How will the ongoing pandemic affect those in orchestras of all sizes all over this country? First, organizations rely on two factors to provide the revenue that allows musicians to perform: contributions from donors—both corporate and private—and ticket sales. The latter usually accounts for less than 35% of an orchestra’s budget. One can apply this model to almost any musical institution, no matter the size.
Some businesses are returning to work, albeit with varying degrees of caution, but orchestras are not. Many have closed up shop until the new year, and at best, that is a wish, not a certainty. We hope that when the time comes for our concert and stage life to start up, the audiences will be socially distanced (some might say anti-social). Performances will undoubtedly begin with programs that have no intermission. We cannot have people waiting in line for drinks and using the facilities.

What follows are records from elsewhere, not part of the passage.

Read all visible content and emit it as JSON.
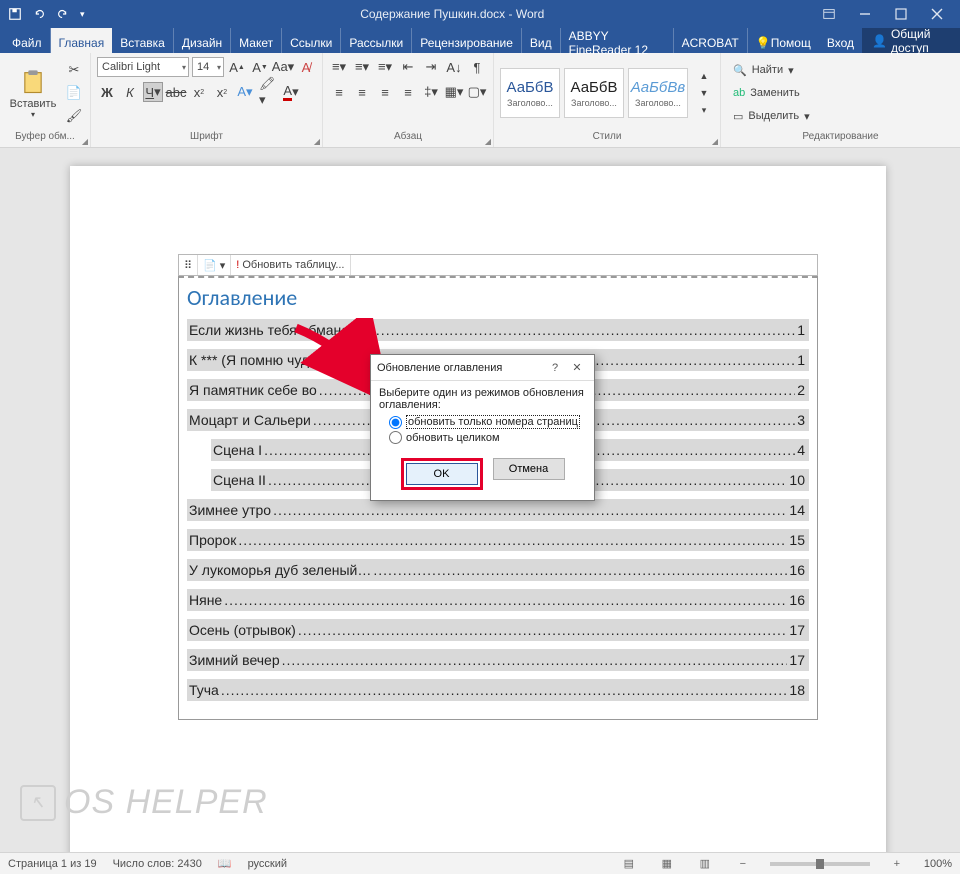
{
  "titlebar": {
    "title": "Содержание Пушкин.docx - Word"
  },
  "tabs": {
    "file": "Файл",
    "home": "Главная",
    "insert": "Вставка",
    "design": "Дизайн",
    "layout": "Макет",
    "references": "Ссылки",
    "mailings": "Рассылки",
    "review": "Рецензирование",
    "view": "Вид",
    "abbyy": "ABBYY FineReader 12",
    "acrobat": "ACROBAT",
    "help": "Помощ",
    "login": "Вход",
    "share": "Общий доступ"
  },
  "ribbon": {
    "clipboard": {
      "label": "Буфер обм...",
      "paste": "Вставить"
    },
    "font": {
      "label": "Шрифт",
      "name": "Calibri Light",
      "size": "14"
    },
    "paragraph": {
      "label": "Абзац"
    },
    "styles": {
      "label": "Стили",
      "s1": {
        "preview": "АаБбВ",
        "name": "Заголово..."
      },
      "s2": {
        "preview": "АаБбВ",
        "name": "Заголово..."
      },
      "s3": {
        "preview": "АаБбВв",
        "name": "Заголово..."
      }
    },
    "editing": {
      "label": "Редактирование",
      "find": "Найти",
      "replace": "Заменить",
      "select": "Выделить"
    }
  },
  "toc": {
    "toolbar_update": "Обновить таблицу...",
    "title": "Оглавление",
    "items": [
      {
        "text": "Если жизнь тебя обманет…",
        "page": "1",
        "indent": false
      },
      {
        "text": "К *** (Я помню чудно",
        "page": "1",
        "indent": false
      },
      {
        "text": "Я памятник себе во",
        "page": "2",
        "indent": false
      },
      {
        "text": "Моцарт и Сальери",
        "page": "3",
        "indent": false
      },
      {
        "text": "Сцена I",
        "page": "4",
        "indent": true
      },
      {
        "text": "Сцена II",
        "page": "10",
        "indent": true
      },
      {
        "text": "Зимнее утро",
        "page": "14",
        "indent": false
      },
      {
        "text": "Пророк",
        "page": "15",
        "indent": false
      },
      {
        "text": "У лукоморья дуб зеленый…",
        "page": "16",
        "indent": false
      },
      {
        "text": "Няне",
        "page": "16",
        "indent": false
      },
      {
        "text": "Осень (отрывок)",
        "page": "17",
        "indent": false
      },
      {
        "text": "Зимний вечер",
        "page": "17",
        "indent": false
      },
      {
        "text": "Туча",
        "page": "18",
        "indent": false
      }
    ]
  },
  "dialog": {
    "title": "Обновление оглавления",
    "prompt": "Выберите один из режимов обновления оглавления:",
    "opt1": "обновить только номера страниц",
    "opt2": "обновить целиком",
    "ok": "OK",
    "cancel": "Отмена"
  },
  "status": {
    "page": "Страница 1 из 19",
    "words": "Число слов: 2430",
    "lang": "русский",
    "zoom": "100%"
  },
  "watermark": "OS HELPER"
}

Realities need to be faced. Most of us will not be earning a living making music for quite a while, no matter what salary level we are at. When I work with young musicians in conservatories or music schools, I reserve about an hour of rehearsal to chat with the players. We talk about nerves, taking auditions, sight-reading, etc. Perhaps the most essential part of my presentation is about understanding that the music profession is filled with disappointments. It is a harsh world out there.
I go on to say that from these formative years in the training environment, aspiring musicians need to have alternate plans, just in case they are not able to achieve what they desire. Sometimes it might be in the form of another job within the music field, and other times it is a passion or hobby that they wish to pursue. These are not the words that budding music pros want to hear, but they ring true at this moment in time.
All of us want to put bread on the table and in our pockets. Those who have been around a while hopefully have had the foresight to anticipate this rainy day. Others did not save and are suffering. Online teaching can only go so far, and unfortunately there is not much in the world right now for those of us whose lives have been based in performance.
My advice is to take stock of the skills you possess to see if any of them can be utilized for the time being. In some ways, it may be like when you left school and struck out on your own. Many of us did things to earn money that were unrelated to our intended goals. Instead of lamenting about what you cannot do, start implementing what is possible. Do not worry about next week but do plan for the next half a year. Long-term strategies are the key to getting back to a more normalized world.
With that said, keep studying and practicing. You never know when the phone will ring or an email might come in, asking: “Are you available to play next week?” Or—as the other Hannibal said—“I’m not sure you get wiser as you get older, but you do learn to dodge a certain amount of hell.”